HOW TO COMPLETE THIS TASK – Here are some entries. Print them exactly as they are.

Items from an interface collection:
========================
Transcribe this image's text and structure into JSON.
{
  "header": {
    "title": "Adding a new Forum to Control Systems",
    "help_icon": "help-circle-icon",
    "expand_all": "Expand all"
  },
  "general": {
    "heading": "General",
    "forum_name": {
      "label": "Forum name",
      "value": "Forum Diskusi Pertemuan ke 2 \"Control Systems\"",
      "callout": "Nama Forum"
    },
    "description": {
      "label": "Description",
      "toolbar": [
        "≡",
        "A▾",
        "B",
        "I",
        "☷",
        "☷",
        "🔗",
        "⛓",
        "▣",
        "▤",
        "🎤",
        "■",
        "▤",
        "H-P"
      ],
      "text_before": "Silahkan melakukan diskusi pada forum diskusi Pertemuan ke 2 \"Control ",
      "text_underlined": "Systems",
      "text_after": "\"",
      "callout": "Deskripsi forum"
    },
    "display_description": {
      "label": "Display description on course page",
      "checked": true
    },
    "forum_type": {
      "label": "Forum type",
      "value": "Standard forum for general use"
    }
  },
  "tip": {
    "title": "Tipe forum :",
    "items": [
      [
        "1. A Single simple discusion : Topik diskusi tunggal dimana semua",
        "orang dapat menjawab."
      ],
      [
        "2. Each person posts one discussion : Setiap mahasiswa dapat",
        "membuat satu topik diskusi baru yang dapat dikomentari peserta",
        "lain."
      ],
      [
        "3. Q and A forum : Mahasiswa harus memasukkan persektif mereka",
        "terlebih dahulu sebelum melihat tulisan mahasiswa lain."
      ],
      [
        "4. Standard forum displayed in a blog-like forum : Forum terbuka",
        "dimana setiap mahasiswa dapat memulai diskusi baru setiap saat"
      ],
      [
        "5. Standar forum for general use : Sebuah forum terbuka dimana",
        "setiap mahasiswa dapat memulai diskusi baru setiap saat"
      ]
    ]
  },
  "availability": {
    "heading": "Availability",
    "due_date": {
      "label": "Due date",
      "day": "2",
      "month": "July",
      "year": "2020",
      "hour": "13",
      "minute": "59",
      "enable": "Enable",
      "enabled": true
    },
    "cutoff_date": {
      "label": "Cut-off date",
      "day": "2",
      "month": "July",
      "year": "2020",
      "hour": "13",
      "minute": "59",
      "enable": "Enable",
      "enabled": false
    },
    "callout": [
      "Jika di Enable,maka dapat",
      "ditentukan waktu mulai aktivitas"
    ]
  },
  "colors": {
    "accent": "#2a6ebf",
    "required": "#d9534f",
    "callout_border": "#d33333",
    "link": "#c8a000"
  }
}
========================
RESPONSE TO THIS EXERCISE –
Transcribe this image's text and structure into JSON.
{
  "header": {
    "title": "Adding a new Forum to Control Systems",
    "help_icon": "help-circle-icon",
    "expand_all": "Expand all"
  },
  "general": {
    "heading": "General",
    "forum_name": {
      "label": "Forum name",
      "value": "Forum Diskusi Pertemuan ke 2 \"Control Systems\"",
      "callout": "Nama Forum"
    },
    "description": {
      "label": "Description",
      "toolbar": [
        "≡",
        "A▾",
        "B",
        "I",
        "☷",
        "☷",
        "🔗",
        "⛓",
        "▣",
        "▤",
        "🎤",
        "■",
        "▤",
        "H-P"
      ],
      "text_before": "Silahkan melakukan diskusi pada forum diskusi Pertemuan ke 2 \"Control ",
      "text_underlined": "Systems",
      "text_after": "\"",
      "callout": "Deskripsi forum"
    },
    "display_description": {
      "label": "Display description on course page",
      "checked": true
    },
    "forum_type": {
      "label": "Forum type",
      "value": "Standard forum for general use"
    }
  },
  "tip": {
    "title": "Tipe forum :",
    "items": [
      [
        "1. A Single simple discusion : Topik diskusi tunggal dimana semua",
        "orang dapat menjawab."
      ],
      [
        "2. Each person posts one discussion : Setiap mahasiswa dapat",
        "membuat satu topik diskusi baru yang dapat dikomentari peserta",
        "lain."
      ],
      [
        "3. Q and A forum : Mahasiswa harus memasukkan persektif mereka",
        "terlebih dahulu sebelum melihat tulisan mahasiswa lain."
      ],
      [
        "4. Standard forum displayed in a blog-like forum : Forum terbuka",
        "dimana setiap mahasiswa dapat memulai diskusi baru setiap saat"
      ],
      [
        "5. Standar forum for general use : Sebuah forum terbuka dimana",
        "setiap mahasiswa dapat memulai diskusi baru setiap saat"
      ]
    ]
  },
  "availability": {
    "heading": "Availability",
    "due_date": {
      "label": "Due date",
      "day": "2",
      "month": "July",
      "year": "2020",
      "hour": "13",
      "minute": "59",
      "enable": "Enable",
      "enabled": true
    },
    "cutoff_date": {
      "label": "Cut-off date",
      "day": "2",
      "month": "July",
      "year": "2020",
      "hour": "13",
      "minute": "59",
      "enable": "Enable",
      "enabled": false
    },
    "callout": [
      "Jika di Enable,maka dapat",
      "ditentukan waktu mulai aktivitas"
    ]
  },
  "colors": {
    "accent": "#2a6ebf",
    "required": "#d9534f",
    "callout_border": "#d33333",
    "link": "#c8a000"
  }
}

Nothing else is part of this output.